Jun 06, 2013

Survey Shows Strong Chinese Interest in Water Reuse

Results indicate that people in China are more concerned with water quality and availability

GE Survey Water Reuse China

GE announced the results of a consumer water reuse survey. Based on 3,000 online interviews, the water reuse survey was conducted by GE in partnership with StrategyOne and examined consumer attitudes in three countries: China, Singapore and the U.S. The survey provides a comprehensive view of how residents of each country view water reuse and their willingness to support the protection and recycling of water.

The findings indicate that Chinese residents are the most supportive of water reuse, compared to their counterparts in the U.S. and Singapore, and demonstrated the highest knowledge about water infrastructure issues.

“Population growth, rapid industrialization and accelerated urbanization are driving the need for water reuse,” said Heiner Markhoff, president and CEO — water and process technologies for GE Power & Water. “The survey, which we developed to get a better understanding of the awareness [of] water reuse issues, revealed much stronger support for water recycling than we expected. The survey results show that the vast majority of Chinese understand the value of water reuse.”

The GE water reuse survey indicates that approximately nine out of 10 Chinese residents are concerned with the water quality and the availability of clean water for future generations. Although large industries, agriculture, corporations, utilities and power companies were seen as most responsible for contributing an “extreme amount” or “quite a bit” to the region’s water scarcity, Chinese people feel that it is important for all entities to take initiatives and responsibility to protect water resources. Approximately 90% of Chinese survey participants show a favorable attitude toward entities that choose to protect water resources or use recycled water. While the same trend was observed by those responding to the survey in Singapore, Americans did not show as strong a favorable view.

The majority of Chinese people agreed that protection of water resources (95%) and water scarcity (87%) are national issues and only 61% and 45%, respectively, view these as local issues. In line with these trends, the Chinese residents expect the national government to take the lead to resolve water scarcity issues and regard the decisions to protect the water resources as a top priority for the government.

“China’s per-capita water resources represent only one-quarter of the world average.

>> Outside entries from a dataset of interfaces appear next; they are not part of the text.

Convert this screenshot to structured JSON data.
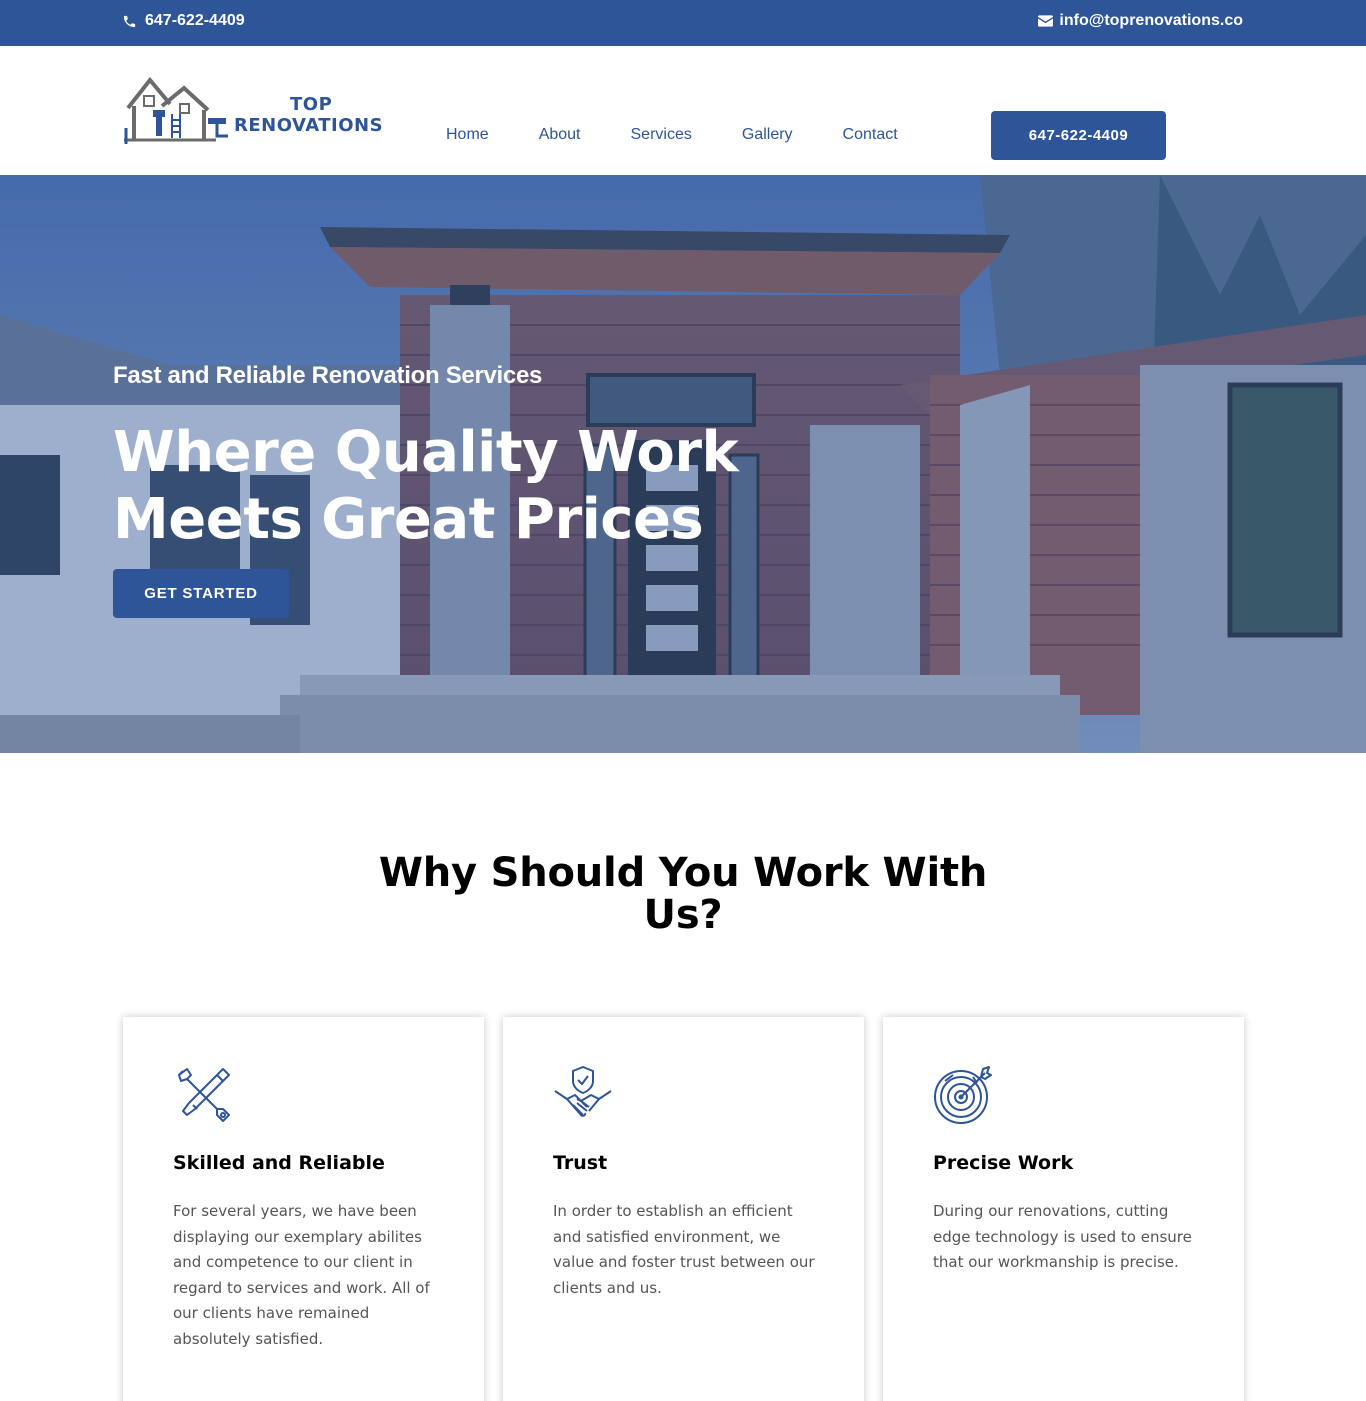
{
  "topbar": {
    "phone": "647-622-4409",
    "email": "info@toprenovations.co"
  },
  "logo": {
    "line1": "TOP",
    "line2": "RENOVATIONS"
  },
  "nav": {
    "items": [
      "Home",
      "About",
      "Services",
      "Gallery",
      "Contact"
    ]
  },
  "header_cta": "647-622-4409",
  "hero": {
    "kicker": "Fast and Reliable Renovation Services",
    "title_line1": "Where Quality Work",
    "title_line2": "Meets Great Prices",
    "button": "GET STARTED"
  },
  "why": {
    "title": "Why Should You Work With Us?",
    "cards": [
      {
        "icon": "tools-icon",
        "title": "Skilled and Reliable",
        "text": "For several years, we have been displaying our exemplary abilites and competence to our client in regard to services and work. All of our clients have remained absolutely satisfied."
      },
      {
        "icon": "handshake-shield-icon",
        "title": "Trust",
        "text": "In order to establish an efficient and satisfied environment, we value and foster trust between our clients and us."
      },
      {
        "icon": "target-icon",
        "title": "Precise Work",
        "text": "During our renovations, cutting edge technology is used to ensure that our workmanship is precise."
      }
    ]
  },
  "colors": {
    "brand": "#2e5597",
    "text": "#000000",
    "body_text": "#555555"
  }
}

With rapid urbanization and industrialization, China will face increasing water challenges,” said Liping Lin, marketing director, greater China — water and process technologies for GE Power & Water. “Thus, as mandated in China’s 12th Five Year plan, the government is taking multiple, proactive measures to conserve water, recycle water and reduce pollution in order to build a sustainable, water-saving society.”

China also ranks the highest, as compared to Singapore and the U.S., in understanding the connection between water and energy; as many as 93% of the Chinese people surveyed understand that water delivery is dependent on energy and that water is needed to generate energy. Similarly, Chinese residents believe that smart water management can help to more efficiently create and use energy, which will have a positive impact on the cost of the energy.